A strong case to the effect has already been made, declared Mumbai MP Sanjay Nirupam at an initiative 'Support My School', a movement to build healthy, happy and active schools in Mumbai, which Tendulkar is the campaign ambassador.
"We have strongly recommended your name for the Bharat Ratna, and we should know the result in a few days," said Nirupam, speaking on the occasion.
The demand for the same had first been made way back in 2003 when the then Human Resource Development Minister, Murli Manohar Joshi, had seconded Shiv Sena's claims to bestow the honour on the prolific batsman.
Earlier in March last year, the Maharashtra state government had announced its decision to recommend the Master Blaster's name for the country's highest civilian honour.

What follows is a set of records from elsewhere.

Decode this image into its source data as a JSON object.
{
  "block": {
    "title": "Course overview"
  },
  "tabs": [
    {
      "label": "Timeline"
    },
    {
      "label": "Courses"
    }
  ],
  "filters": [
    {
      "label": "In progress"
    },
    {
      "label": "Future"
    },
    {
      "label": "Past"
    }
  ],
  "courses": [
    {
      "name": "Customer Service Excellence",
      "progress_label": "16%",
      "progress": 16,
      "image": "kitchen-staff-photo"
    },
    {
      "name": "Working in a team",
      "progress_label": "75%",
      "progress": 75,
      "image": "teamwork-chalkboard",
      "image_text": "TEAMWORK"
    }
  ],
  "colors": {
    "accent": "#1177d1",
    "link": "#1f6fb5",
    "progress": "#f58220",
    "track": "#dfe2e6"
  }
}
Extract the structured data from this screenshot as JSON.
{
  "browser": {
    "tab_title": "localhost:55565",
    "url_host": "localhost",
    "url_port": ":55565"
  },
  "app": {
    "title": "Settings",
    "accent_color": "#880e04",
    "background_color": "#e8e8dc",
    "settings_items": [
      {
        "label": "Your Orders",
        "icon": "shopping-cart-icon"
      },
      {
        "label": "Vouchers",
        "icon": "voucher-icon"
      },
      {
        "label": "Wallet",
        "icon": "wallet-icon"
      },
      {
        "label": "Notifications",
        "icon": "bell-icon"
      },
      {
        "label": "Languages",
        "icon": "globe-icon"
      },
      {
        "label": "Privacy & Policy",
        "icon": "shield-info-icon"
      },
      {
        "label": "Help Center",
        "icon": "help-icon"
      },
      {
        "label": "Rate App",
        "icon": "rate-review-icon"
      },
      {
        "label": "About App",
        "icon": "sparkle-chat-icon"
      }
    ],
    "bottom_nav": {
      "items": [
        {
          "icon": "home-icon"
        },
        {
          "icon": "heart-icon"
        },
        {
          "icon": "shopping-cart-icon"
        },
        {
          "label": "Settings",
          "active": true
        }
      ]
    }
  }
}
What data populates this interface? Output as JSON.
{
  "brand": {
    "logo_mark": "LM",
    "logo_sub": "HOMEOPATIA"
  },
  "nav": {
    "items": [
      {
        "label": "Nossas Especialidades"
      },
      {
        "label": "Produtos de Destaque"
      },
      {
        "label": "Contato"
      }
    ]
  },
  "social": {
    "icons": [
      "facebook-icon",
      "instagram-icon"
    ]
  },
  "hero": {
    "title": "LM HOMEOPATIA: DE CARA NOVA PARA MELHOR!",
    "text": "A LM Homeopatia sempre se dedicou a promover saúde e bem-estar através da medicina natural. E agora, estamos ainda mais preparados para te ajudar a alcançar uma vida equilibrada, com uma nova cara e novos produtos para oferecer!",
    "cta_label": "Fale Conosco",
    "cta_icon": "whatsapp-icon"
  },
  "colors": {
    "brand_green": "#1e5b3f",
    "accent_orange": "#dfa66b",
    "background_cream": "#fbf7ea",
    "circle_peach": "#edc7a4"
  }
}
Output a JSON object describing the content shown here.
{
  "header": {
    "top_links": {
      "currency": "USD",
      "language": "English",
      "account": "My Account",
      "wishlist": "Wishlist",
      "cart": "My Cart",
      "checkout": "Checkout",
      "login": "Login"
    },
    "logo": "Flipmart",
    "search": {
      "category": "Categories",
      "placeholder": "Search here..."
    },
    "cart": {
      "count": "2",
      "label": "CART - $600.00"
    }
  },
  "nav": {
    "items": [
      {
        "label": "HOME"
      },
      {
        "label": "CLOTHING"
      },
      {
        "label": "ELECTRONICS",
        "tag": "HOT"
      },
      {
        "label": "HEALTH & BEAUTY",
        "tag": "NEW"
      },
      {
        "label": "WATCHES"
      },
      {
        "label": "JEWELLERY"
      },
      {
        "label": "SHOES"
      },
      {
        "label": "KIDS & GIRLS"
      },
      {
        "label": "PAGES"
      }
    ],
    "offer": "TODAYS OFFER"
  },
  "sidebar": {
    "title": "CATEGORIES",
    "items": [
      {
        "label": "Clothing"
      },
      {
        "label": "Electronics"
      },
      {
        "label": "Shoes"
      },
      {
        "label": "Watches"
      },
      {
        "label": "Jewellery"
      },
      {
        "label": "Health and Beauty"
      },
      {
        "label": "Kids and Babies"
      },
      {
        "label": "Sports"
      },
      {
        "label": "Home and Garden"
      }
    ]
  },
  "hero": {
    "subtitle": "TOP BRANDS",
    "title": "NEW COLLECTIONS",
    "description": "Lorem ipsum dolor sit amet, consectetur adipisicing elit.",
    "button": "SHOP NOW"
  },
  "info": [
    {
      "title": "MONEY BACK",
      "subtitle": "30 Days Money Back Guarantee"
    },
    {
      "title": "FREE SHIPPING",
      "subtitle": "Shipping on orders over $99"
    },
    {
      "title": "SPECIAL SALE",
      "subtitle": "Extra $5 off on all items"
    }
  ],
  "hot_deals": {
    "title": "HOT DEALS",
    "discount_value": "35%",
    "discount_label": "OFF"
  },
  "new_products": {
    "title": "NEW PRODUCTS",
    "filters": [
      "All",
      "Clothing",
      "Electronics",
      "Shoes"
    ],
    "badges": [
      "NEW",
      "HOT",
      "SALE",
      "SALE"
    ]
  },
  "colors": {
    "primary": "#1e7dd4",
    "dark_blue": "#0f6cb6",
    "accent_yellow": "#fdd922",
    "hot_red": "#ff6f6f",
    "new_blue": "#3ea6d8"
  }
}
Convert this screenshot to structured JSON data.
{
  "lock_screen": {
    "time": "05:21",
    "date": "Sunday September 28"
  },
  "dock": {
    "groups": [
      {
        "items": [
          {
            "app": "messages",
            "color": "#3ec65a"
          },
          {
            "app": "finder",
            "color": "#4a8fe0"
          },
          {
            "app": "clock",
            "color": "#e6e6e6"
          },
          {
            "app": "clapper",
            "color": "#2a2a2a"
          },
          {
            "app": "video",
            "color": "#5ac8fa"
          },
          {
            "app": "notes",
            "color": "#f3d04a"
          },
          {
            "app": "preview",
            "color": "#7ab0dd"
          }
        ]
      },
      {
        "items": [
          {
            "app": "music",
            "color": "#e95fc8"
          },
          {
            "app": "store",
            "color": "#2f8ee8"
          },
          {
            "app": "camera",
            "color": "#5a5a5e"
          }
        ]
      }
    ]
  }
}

The demands from various quarters - including politicians and ex-cricketers -- had intensified after Tendulkar became the first player in the history of cricket to score a double hundred in One-Day Internationals -- achieving the feat against at Gwalior outh Africa in February last year.
The demand attained gargantuan proportion late last year -- after he recorded his 50th ton in Tests - when many renowned names in Indian sports -- Vishy Anand, Kapil Dev, Gagan Narang, Vijender Singh to name a few, supported claims of Tendulkar receiving the honour.
The Master Blaster had reacted to the demands in an expectedly modest tone. "It is a rare honour but I am focusing on cricket," Tendulkar had been quoted as saying last year. "If it has to happen, it will happen," he had added.
If the 37-year-old eventually receives the honour, it will mark yet another first for him -- for he will become the first sportsman to be awarded the prestigious honour.
And looking at the manner the demand is getting significant, it won't take long before the Master Blaster attains yet another milestone.